Charities are tough: their operational model is part of the product and is open to a lot of scrutiny. This TED talk by Dan Pallotta (https://www.youtube.com/watch?v=bfAzi6D5FpM) brings up the fact that people running massive charities (think the Red Cross) earn, relative to the heads of other large organizations, low compensation. This is largely because if they did get paid a lot of money, they would be criticized for it. The result is you end up with examples like the Wounded Warrior Project where the organization is inefficient because the human capital, while their hearts are in the right place, tends to be low relative to private sector organizations.
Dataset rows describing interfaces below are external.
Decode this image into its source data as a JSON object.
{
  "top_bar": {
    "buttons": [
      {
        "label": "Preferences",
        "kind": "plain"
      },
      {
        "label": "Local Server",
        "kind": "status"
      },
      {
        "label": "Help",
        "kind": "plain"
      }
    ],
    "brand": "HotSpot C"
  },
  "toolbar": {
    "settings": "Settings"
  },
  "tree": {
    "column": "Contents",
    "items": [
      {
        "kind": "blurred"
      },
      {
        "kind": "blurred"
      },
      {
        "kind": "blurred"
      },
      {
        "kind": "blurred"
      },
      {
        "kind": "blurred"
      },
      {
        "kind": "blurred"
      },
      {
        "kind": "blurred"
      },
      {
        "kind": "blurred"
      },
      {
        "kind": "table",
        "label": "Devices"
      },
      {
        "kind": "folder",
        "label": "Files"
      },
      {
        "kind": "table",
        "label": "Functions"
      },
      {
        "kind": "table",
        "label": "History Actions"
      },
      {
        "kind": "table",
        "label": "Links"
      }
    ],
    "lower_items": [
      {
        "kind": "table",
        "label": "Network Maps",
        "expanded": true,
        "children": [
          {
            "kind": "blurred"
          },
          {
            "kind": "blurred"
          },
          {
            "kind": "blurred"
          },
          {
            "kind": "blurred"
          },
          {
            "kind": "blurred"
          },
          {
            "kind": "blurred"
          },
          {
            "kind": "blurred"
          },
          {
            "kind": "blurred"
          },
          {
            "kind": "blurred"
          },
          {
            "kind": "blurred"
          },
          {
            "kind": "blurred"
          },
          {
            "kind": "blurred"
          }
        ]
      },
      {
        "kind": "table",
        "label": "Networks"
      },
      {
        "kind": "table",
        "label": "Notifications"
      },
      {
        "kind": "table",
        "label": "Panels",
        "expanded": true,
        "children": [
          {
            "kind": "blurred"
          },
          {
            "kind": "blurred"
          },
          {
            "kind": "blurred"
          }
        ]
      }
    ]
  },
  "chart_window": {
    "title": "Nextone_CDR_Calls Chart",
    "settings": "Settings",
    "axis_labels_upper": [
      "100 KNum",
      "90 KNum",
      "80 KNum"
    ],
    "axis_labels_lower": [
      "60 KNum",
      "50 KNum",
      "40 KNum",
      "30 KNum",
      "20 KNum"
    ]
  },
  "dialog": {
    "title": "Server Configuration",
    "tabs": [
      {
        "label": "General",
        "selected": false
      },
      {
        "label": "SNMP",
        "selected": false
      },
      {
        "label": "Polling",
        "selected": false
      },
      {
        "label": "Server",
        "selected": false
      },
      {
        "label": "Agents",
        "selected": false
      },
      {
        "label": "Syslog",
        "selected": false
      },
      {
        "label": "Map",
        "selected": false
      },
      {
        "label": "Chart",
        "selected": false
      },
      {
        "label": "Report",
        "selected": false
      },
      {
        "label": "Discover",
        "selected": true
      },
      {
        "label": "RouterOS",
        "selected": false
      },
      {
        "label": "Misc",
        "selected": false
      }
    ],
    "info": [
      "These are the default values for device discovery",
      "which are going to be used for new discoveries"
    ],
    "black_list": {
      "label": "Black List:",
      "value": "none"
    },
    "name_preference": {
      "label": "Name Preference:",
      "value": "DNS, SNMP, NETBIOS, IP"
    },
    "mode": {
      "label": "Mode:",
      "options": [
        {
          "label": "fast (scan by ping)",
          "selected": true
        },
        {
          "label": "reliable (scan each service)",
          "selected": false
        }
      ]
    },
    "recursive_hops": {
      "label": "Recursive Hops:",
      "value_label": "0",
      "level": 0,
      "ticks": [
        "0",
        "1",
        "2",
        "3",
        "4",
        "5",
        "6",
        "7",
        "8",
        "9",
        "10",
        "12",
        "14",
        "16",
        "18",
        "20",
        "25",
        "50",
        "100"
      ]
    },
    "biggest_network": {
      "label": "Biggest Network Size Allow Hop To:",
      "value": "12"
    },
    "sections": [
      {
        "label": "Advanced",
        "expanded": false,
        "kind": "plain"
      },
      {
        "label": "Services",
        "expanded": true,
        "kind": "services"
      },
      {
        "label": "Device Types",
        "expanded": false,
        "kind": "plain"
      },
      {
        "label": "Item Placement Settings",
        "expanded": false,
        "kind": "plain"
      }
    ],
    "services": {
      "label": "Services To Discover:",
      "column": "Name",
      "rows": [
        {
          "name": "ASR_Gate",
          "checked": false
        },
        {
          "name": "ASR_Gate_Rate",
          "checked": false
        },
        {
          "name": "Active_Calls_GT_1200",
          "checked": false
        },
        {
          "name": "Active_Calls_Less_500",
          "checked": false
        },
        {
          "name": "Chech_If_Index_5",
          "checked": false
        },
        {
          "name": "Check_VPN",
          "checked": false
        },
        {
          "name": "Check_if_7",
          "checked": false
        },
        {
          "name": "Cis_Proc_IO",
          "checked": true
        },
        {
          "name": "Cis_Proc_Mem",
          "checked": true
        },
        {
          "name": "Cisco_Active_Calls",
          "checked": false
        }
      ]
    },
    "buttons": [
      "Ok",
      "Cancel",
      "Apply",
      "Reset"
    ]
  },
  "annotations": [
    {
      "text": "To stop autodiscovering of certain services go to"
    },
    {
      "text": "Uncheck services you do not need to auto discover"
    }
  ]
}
This is a great example of what happens when traditional product offerings are unbundled. When you look at CommondBond and their competitors, robo-advisers (e.g., Betterment), Ally Bank (just savings, checking, CDs), RobinHood (zero fee brokerage), Stripe (payment processing), they’re exposing large banks as poorly cobbled together financial services. Using any one of these services from a conventional bank tends to be paperwork-intensive with poor customer service. Each of the new unbundled offerings is able to focus on making one product amazing to use, whereas each product at a large bank has to fit into the context of a larger business and operating model and therefore is much more likely to be misaligned.